─── Information

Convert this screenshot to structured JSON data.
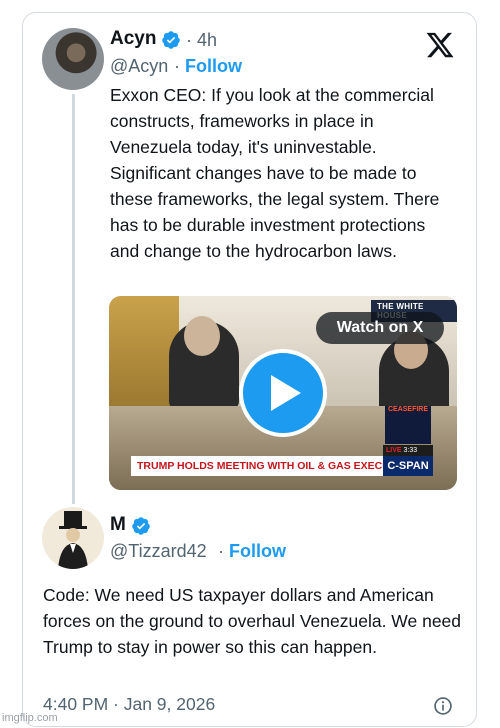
{
  "post": {
    "author_name": "Acyn",
    "handle": "@Acyn",
    "time_ago": "4h",
    "follow_label": "Follow",
    "text": "Exxon CEO: If you look at the commercial constructs, frameworks in place in Venezuela today, it's uninvestable. Significant changes have to be made to these frameworks, the legal system. There has to be durable investment protections and change to the hydrocarbon laws.",
    "video": {
      "watch_label": "Watch on X",
      "source_label": "THE WHITE HOUSE",
      "chyron": "TRUMP HOLDS MEETING WITH OIL & GAS EXECUTIVES",
      "network": "C-SPAN",
      "live_label": "LIVE",
      "live_time": "3:33",
      "inset_label": "CEASEFIRE"
    }
  },
  "quote": {
    "author_name": "M",
    "handle": "@Tizzard42",
    "follow_label": "Follow",
    "text": "Code: We need US taxpayer dollars and American forces on the ground to overhaul Venezuela.  We need Trump to stay in power so this can happen.",
    "timestamp": "4:40 PM · Jan 9, 2026"
  },
  "watermark": "imgflip.com",
  "colors": {
    "accent": "#1d9bf0",
    "text": "#0f1419",
    "muted": "#536471"
  },
  "icons": [
    "verified-badge-icon",
    "x-logo-icon",
    "play-icon",
    "info-icon"
  ]
}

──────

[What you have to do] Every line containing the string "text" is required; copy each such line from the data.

[Exercise response]
    "text": "Exxon CEO: If you look at the commercial constructs, frameworks in place in Venezuela today, it's uninvestable. Significant changes have to be made to these frameworks, the legal system. There has to be durable investment protections and change to the hydrocarbon laws.",
    "text": "Code: We need US taxpayer dollars and American forces on the ground to overhaul Venezuela.  We need Trump to stay in power so this can happen.",
    "text": "#0f1419",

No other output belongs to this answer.